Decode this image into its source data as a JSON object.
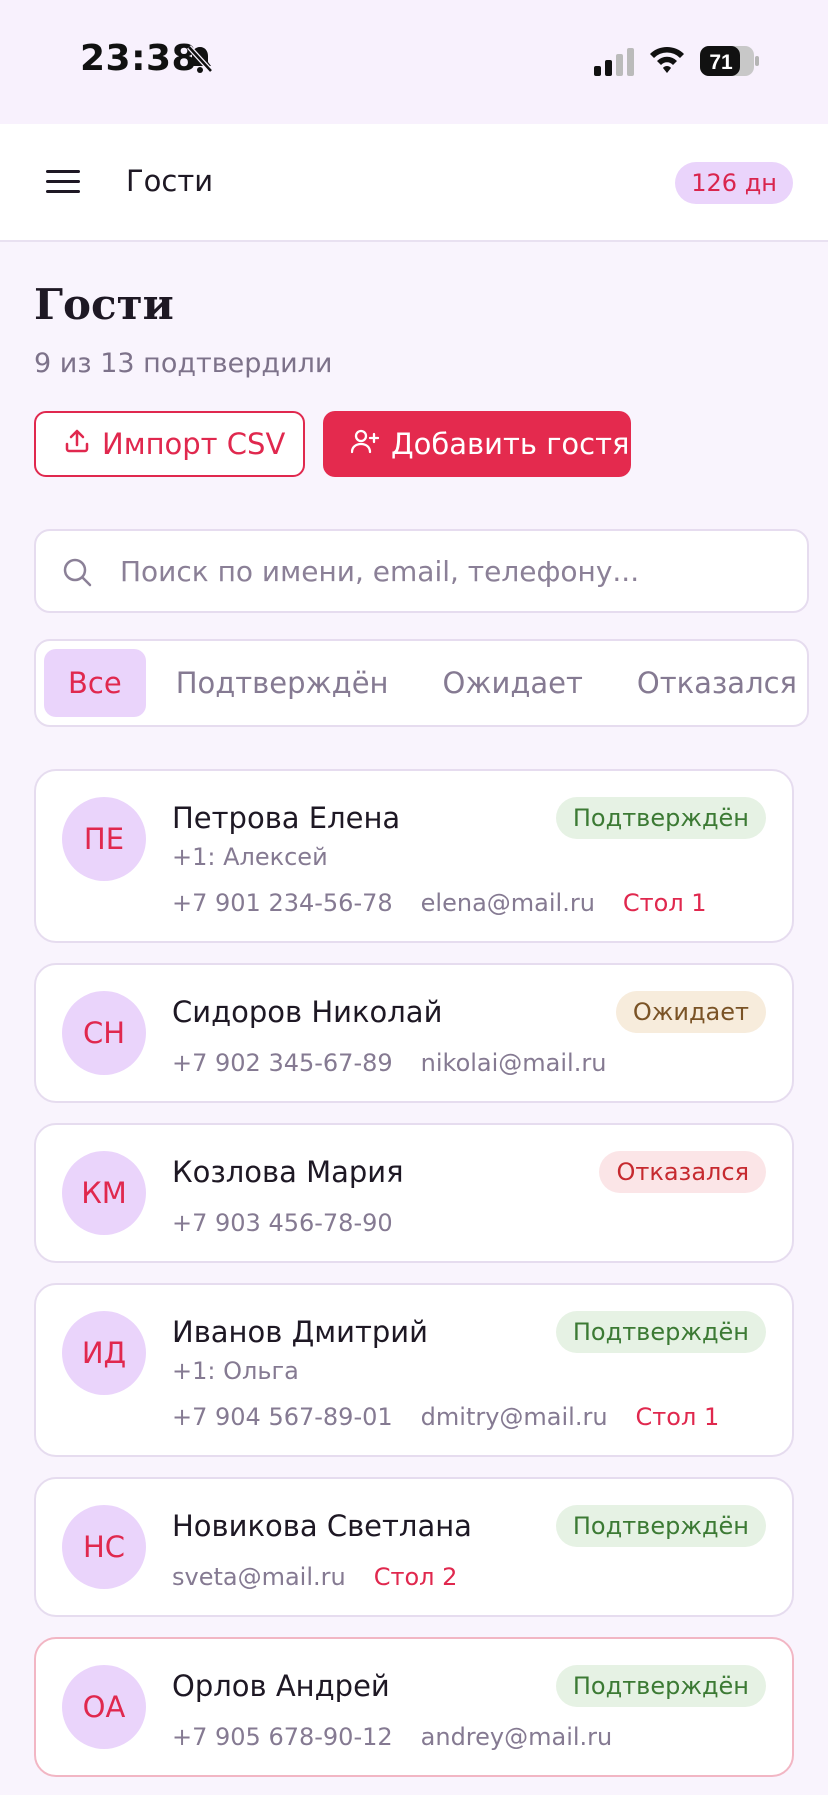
{
  "status_bar": {
    "time": "23:38",
    "battery": "71"
  },
  "header": {
    "title": "Гости",
    "days_badge": "126 дн"
  },
  "page": {
    "title": "Гости",
    "subtitle": "9 из 13 подтвердили"
  },
  "actions": {
    "import_label": "Импорт CSV",
    "add_label": "Добавить гостя"
  },
  "search": {
    "placeholder": "Поиск по имени, email, телефону..."
  },
  "filters": [
    "Все",
    "Подтверждён",
    "Ожидает",
    "Отказался"
  ],
  "active_filter": "Все",
  "guests": [
    {
      "initials": "ПЕ",
      "name": "Петрова Елена",
      "plus_one": "+1: Алексей",
      "phone": "+7 901 234-56-78",
      "email": "elena@mail.ru",
      "table": "Стол 1",
      "status": "Подтверждён"
    },
    {
      "initials": "СН",
      "name": "Сидоров Николай",
      "phone": "+7 902 345-67-89",
      "email": "nikolai@mail.ru",
      "status": "Ожидает"
    },
    {
      "initials": "КМ",
      "name": "Козлова Мария",
      "phone": "+7 903 456-78-90",
      "status": "Отказался"
    },
    {
      "initials": "ИД",
      "name": "Иванов Дмитрий",
      "plus_one": "+1: Ольга",
      "phone": "+7 904 567-89-01",
      "email": "dmitry@mail.ru",
      "table": "Стол 1",
      "status": "Подтверждён"
    },
    {
      "initials": "НС",
      "name": "Новикова Светлана",
      "email": "sveta@mail.ru",
      "table": "Стол 2",
      "status": "Подтверждён"
    },
    {
      "initials": "ОА",
      "name": "Орлов Андрей",
      "phone": "+7 905 678-90-12",
      "email": "andrey@mail.ru",
      "status": "Подтверждён"
    }
  ],
  "colors": {
    "accent": "#e42a4e",
    "lavender": "#ead4fb",
    "background": "#f9f4fd"
  }
}
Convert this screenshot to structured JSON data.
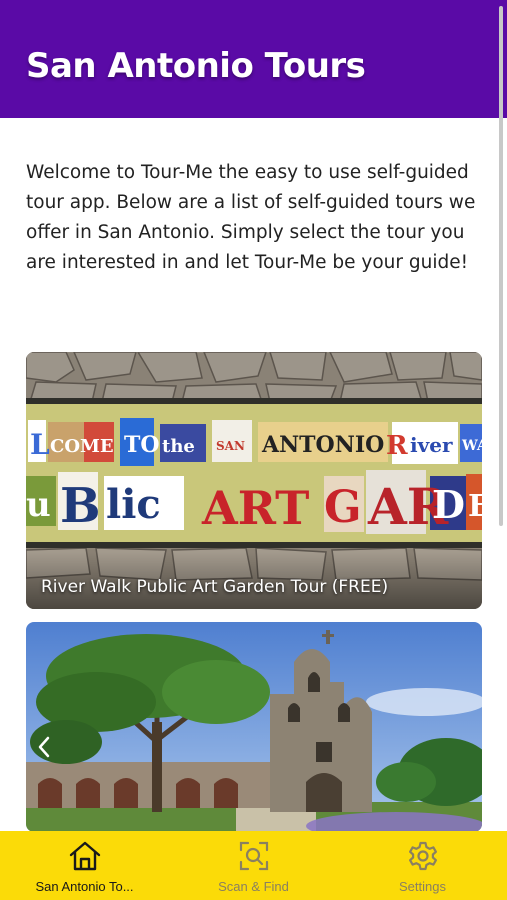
{
  "header": {
    "title": "San Antonio Tours"
  },
  "intro": {
    "text": "Welcome to Tour-Me the easy to use self-guided tour app. Below are a list of self-guided tours we offer in San Antonio. Simply select the tour you are interested in and let Tour-Me be your guide!"
  },
  "tours": [
    {
      "caption": "River Walk Public Art Garden Tour (FREE)",
      "sign_text": [
        "LCOME",
        "TO",
        "the",
        "SAN",
        "ANTONIO",
        "River",
        "WA",
        "uBlic",
        "ART",
        "GARD"
      ]
    },
    {
      "caption": ""
    }
  ],
  "tabbar": {
    "tabs": [
      {
        "label": "San Antonio To...",
        "icon": "home-icon",
        "active": true
      },
      {
        "label": "Scan & Find",
        "icon": "scan-icon",
        "active": false
      },
      {
        "label": "Settings",
        "icon": "gear-icon",
        "active": false
      }
    ]
  },
  "colors": {
    "header": "#5a0aa6",
    "tabbar": "#fbdb08",
    "text": "#222222"
  }
}
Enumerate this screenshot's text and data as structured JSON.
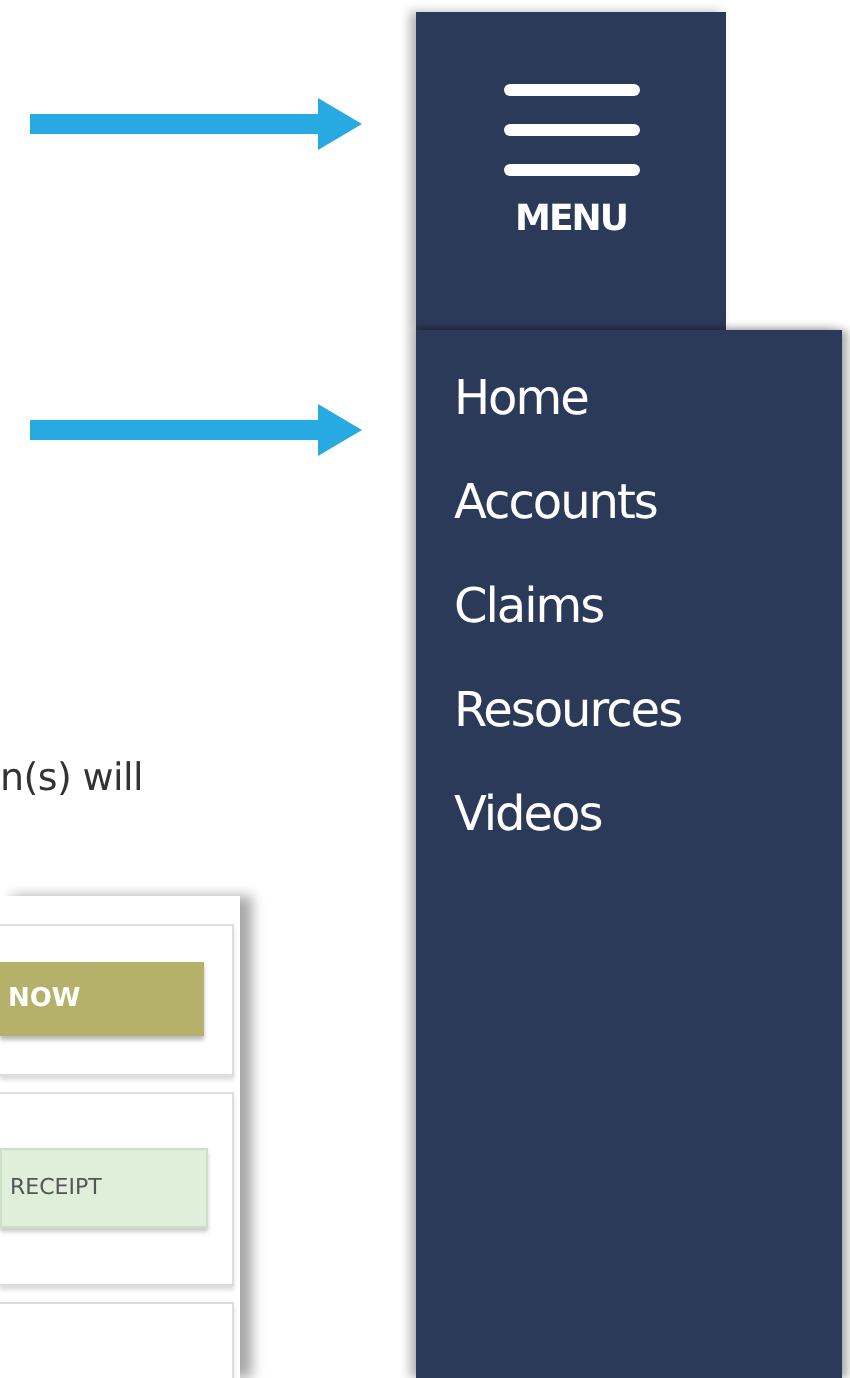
{
  "menu_button": {
    "label": "MENU"
  },
  "menu_items": [
    {
      "label": "Home"
    },
    {
      "label": "Accounts"
    },
    {
      "label": "Claims"
    },
    {
      "label": "Resources"
    },
    {
      "label": "Videos"
    }
  ],
  "document": {
    "text": "n(s) will",
    "inner_screenshot": {
      "buttons": [
        {
          "label": "NOW",
          "kind": "primary"
        },
        {
          "label": "RECEIPT",
          "kind": "secondary"
        }
      ]
    }
  }
}
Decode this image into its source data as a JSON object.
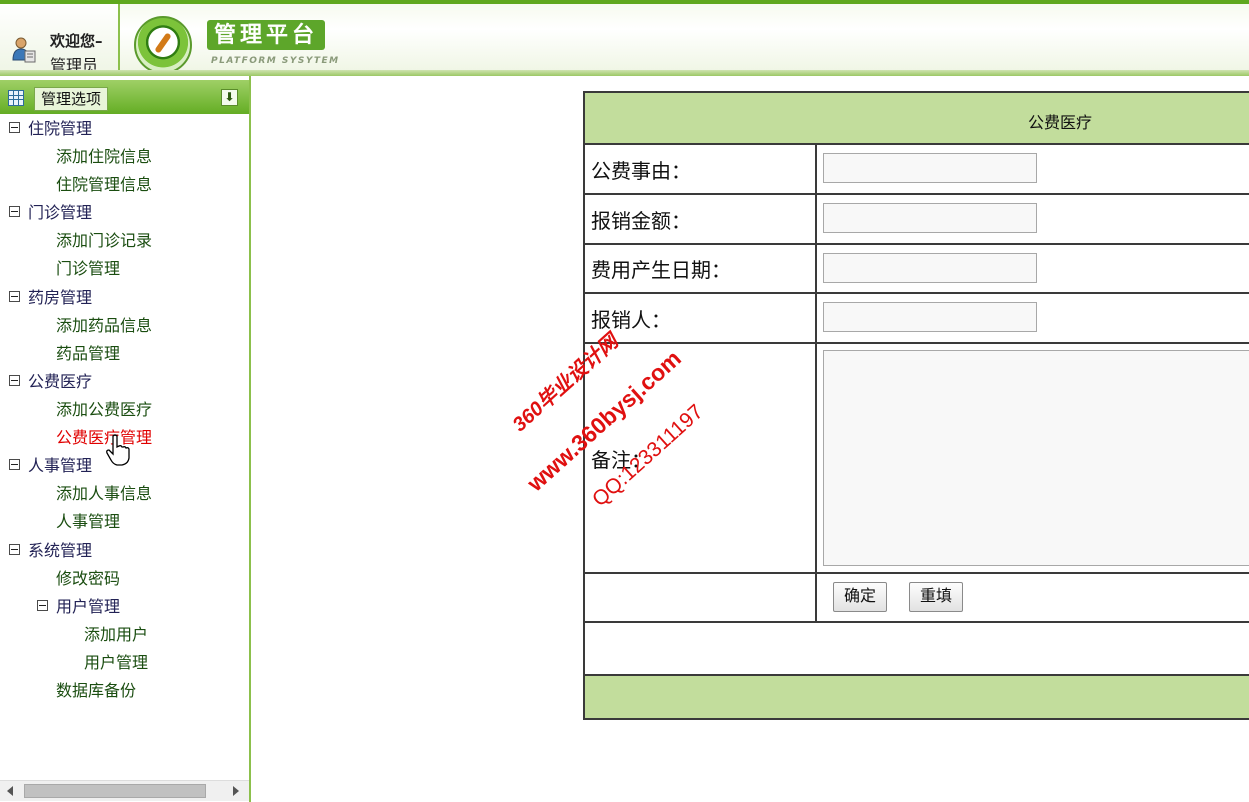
{
  "header": {
    "welcome": "欢迎您–",
    "role": "管理员",
    "platform_title": "管理平台",
    "platform_subtitle": "PLATFORM SYSYTEM"
  },
  "sidebar": {
    "title": "管理选项",
    "toggle_glyph": "⬇",
    "tree": [
      {
        "label": "住院管理",
        "type": "group"
      },
      {
        "label": "添加住院信息",
        "type": "leaf"
      },
      {
        "label": "住院管理信息",
        "type": "leaf"
      },
      {
        "label": "门诊管理",
        "type": "group"
      },
      {
        "label": "添加门诊记录",
        "type": "leaf"
      },
      {
        "label": "门诊管理",
        "type": "leaf"
      },
      {
        "label": "药房管理",
        "type": "group"
      },
      {
        "label": "添加药品信息",
        "type": "leaf"
      },
      {
        "label": "药品管理",
        "type": "leaf"
      },
      {
        "label": "公费医疗",
        "type": "group"
      },
      {
        "label": "添加公费医疗",
        "type": "leaf"
      },
      {
        "label": "公费医疗管理",
        "type": "leaf",
        "active": true
      },
      {
        "label": "人事管理",
        "type": "group"
      },
      {
        "label": "添加人事信息",
        "type": "leaf"
      },
      {
        "label": "人事管理",
        "type": "leaf"
      },
      {
        "label": "系统管理",
        "type": "group"
      },
      {
        "label": "修改密码",
        "type": "leaf"
      },
      {
        "label": "用户管理",
        "type": "subgroup"
      },
      {
        "label": "添加用户",
        "type": "subleaf"
      },
      {
        "label": "用户管理",
        "type": "subleaf"
      },
      {
        "label": "数据库备份",
        "type": "leaf"
      }
    ]
  },
  "form": {
    "title": "公费医疗",
    "fields": [
      {
        "label": "公费事由：",
        "value": ""
      },
      {
        "label": "报销金额：",
        "value": ""
      },
      {
        "label": "费用产生日期：",
        "value": ""
      },
      {
        "label": "报销人：",
        "value": ""
      }
    ],
    "remark_label": "备注：",
    "remark_value": "",
    "submit_label": "确定",
    "reset_label": "重填"
  },
  "watermark": {
    "line1": "360毕业设计网",
    "line2": "www.360bysj.com",
    "line3": "QQ:123311197"
  },
  "colors": {
    "accent": "#64ad24",
    "table_header": "#c2dd9c",
    "active_link": "#e00000"
  }
}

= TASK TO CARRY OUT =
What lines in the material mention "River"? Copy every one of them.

= WRITTEN ANSWER =
      "caption": "River Walk Public Art Garden Tour (FREE)",
        "River",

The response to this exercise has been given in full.